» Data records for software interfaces
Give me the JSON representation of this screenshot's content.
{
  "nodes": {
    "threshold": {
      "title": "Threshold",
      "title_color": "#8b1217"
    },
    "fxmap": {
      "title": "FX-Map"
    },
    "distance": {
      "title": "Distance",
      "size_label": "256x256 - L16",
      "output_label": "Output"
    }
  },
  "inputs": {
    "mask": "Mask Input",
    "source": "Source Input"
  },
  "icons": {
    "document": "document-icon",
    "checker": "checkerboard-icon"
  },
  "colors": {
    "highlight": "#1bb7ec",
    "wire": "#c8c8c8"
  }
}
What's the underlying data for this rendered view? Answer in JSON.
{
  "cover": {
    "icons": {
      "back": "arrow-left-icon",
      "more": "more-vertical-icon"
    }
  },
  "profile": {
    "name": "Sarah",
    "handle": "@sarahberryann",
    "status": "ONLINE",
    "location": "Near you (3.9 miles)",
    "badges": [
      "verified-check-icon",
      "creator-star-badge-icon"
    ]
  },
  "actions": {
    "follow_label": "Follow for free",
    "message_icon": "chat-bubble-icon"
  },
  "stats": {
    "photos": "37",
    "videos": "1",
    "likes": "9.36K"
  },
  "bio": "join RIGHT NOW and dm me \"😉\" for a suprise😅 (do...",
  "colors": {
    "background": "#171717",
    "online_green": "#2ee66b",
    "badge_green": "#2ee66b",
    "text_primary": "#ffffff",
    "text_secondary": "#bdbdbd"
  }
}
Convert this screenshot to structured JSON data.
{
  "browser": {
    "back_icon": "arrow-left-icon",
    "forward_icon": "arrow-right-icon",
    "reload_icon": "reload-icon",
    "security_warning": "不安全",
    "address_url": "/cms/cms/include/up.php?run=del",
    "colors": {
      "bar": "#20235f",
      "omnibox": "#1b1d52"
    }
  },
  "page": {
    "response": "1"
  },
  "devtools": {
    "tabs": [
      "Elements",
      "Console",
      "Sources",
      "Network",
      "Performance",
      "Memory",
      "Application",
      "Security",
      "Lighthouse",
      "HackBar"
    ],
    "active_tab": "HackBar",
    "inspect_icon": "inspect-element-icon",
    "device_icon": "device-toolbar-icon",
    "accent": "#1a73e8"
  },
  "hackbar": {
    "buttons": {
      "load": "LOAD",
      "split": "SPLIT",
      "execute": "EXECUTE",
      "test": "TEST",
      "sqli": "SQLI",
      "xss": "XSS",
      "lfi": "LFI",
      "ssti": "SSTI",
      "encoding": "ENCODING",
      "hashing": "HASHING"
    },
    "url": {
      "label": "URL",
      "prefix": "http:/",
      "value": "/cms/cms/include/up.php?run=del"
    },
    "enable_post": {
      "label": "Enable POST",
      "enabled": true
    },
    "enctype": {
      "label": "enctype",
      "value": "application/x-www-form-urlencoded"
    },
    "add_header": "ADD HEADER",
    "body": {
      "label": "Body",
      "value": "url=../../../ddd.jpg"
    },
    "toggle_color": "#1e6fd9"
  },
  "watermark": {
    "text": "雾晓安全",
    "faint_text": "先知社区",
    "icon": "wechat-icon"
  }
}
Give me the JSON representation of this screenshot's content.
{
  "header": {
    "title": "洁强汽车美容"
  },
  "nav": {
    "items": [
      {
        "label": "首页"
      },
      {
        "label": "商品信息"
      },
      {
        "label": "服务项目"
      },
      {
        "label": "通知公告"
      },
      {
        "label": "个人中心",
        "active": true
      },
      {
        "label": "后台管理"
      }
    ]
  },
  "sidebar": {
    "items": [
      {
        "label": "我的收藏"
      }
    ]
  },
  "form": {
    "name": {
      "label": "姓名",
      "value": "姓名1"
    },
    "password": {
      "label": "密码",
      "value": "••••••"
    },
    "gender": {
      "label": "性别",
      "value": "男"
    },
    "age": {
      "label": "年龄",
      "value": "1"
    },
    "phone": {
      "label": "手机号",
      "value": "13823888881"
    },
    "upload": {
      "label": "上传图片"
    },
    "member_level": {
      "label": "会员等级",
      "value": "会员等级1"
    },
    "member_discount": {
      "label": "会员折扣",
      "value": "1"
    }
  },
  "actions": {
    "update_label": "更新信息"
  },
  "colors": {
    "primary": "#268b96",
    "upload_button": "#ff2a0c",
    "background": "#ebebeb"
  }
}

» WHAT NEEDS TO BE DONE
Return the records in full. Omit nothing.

» ANSWER BOX
Give me the JSON representation of this screenshot's content.
{
  "nodes": {
    "threshold": {
      "title": "Threshold",
      "title_color": "#8b1217"
    },
    "fxmap": {
      "title": "FX-Map"
    },
    "distance": {
      "title": "Distance",
      "size_label": "256x256 - L16",
      "output_label": "Output"
    }
  },
  "inputs": {
    "mask": "Mask Input",
    "source": "Source Input"
  },
  "icons": {
    "document": "document-icon",
    "checker": "checkerboard-icon"
  },
  "colors": {
    "highlight": "#1bb7ec",
    "wire": "#c8c8c8"
  }
}
What's the underlying data for this rendered view? Answer in JSON.
{
  "cover": {
    "icons": {
      "back": "arrow-left-icon",
      "more": "more-vertical-icon"
    }
  },
  "profile": {
    "name": "Sarah",
    "handle": "@sarahberryann",
    "status": "ONLINE",
    "location": "Near you (3.9 miles)",
    "badges": [
      "verified-check-icon",
      "creator-star-badge-icon"
    ]
  },
  "actions": {
    "follow_label": "Follow for free",
    "message_icon": "chat-bubble-icon"
  },
  "stats": {
    "photos": "37",
    "videos": "1",
    "likes": "9.36K"
  },
  "bio": "join RIGHT NOW and dm me \"😉\" for a suprise😅 (do...",
  "colors": {
    "background": "#171717",
    "online_green": "#2ee66b",
    "badge_green": "#2ee66b",
    "text_primary": "#ffffff",
    "text_secondary": "#bdbdbd"
  }
}
Convert this screenshot to structured JSON data.
{
  "browser": {
    "back_icon": "arrow-left-icon",
    "forward_icon": "arrow-right-icon",
    "reload_icon": "reload-icon",
    "security_warning": "不安全",
    "address_url": "/cms/cms/include/up.php?run=del",
    "colors": {
      "bar": "#20235f",
      "omnibox": "#1b1d52"
    }
  },
  "page": {
    "response": "1"
  },
  "devtools": {
    "tabs": [
      "Elements",
      "Console",
      "Sources",
      "Network",
      "Performance",
      "Memory",
      "Application",
      "Security",
      "Lighthouse",
      "HackBar"
    ],
    "active_tab": "HackBar",
    "inspect_icon": "inspect-element-icon",
    "device_icon": "device-toolbar-icon",
    "accent": "#1a73e8"
  },
  "hackbar": {
    "buttons": {
      "load": "LOAD",
      "split": "SPLIT",
      "execute": "EXECUTE",
      "test": "TEST",
      "sqli": "SQLI",
      "xss": "XSS",
      "lfi": "LFI",
      "ssti": "SSTI",
      "encoding": "ENCODING",
      "hashing": "HASHING"
    },
    "url": {
      "label": "URL",
      "prefix": "http:/",
      "value": "/cms/cms/include/up.php?run=del"
    },
    "enable_post": {
      "label": "Enable POST",
      "enabled": true
    },
    "enctype": {
      "label": "enctype",
      "value": "application/x-www-form-urlencoded"
    },
    "add_header": "ADD HEADER",
    "body": {
      "label": "Body",
      "value": "url=../../../ddd.jpg"
    },
    "toggle_color": "#1e6fd9"
  },
  "watermark": {
    "text": "雾晓安全",
    "faint_text": "先知社区",
    "icon": "wechat-icon"
  }
}
Give me the JSON representation of this screenshot's content.
{
  "header": {
    "title": "洁强汽车美容"
  },
  "nav": {
    "items": [
      {
        "label": "首页"
      },
      {
        "label": "商品信息"
      },
      {
        "label": "服务项目"
      },
      {
        "label": "通知公告"
      },
      {
        "label": "个人中心",
        "active": true
      },
      {
        "label": "后台管理"
      }
    ]
  },
  "sidebar": {
    "items": [
      {
        "label": "我的收藏"
      }
    ]
  },
  "form": {
    "name": {
      "label": "姓名",
      "value": "姓名1"
    },
    "password": {
      "label": "密码",
      "value": "••••••"
    },
    "gender": {
      "label": "性别",
      "value": "男"
    },
    "age": {
      "label": "年龄",
      "value": "1"
    },
    "phone": {
      "label": "手机号",
      "value": "13823888881"
    },
    "upload": {
      "label": "上传图片"
    },
    "member_level": {
      "label": "会员等级",
      "value": "会员等级1"
    },
    "member_discount": {
      "label": "会员折扣",
      "value": "1"
    }
  },
  "actions": {
    "update_label": "更新信息"
  },
  "colors": {
    "primary": "#268b96",
    "upload_button": "#ff2a0c",
    "background": "#ebebeb"
  }
}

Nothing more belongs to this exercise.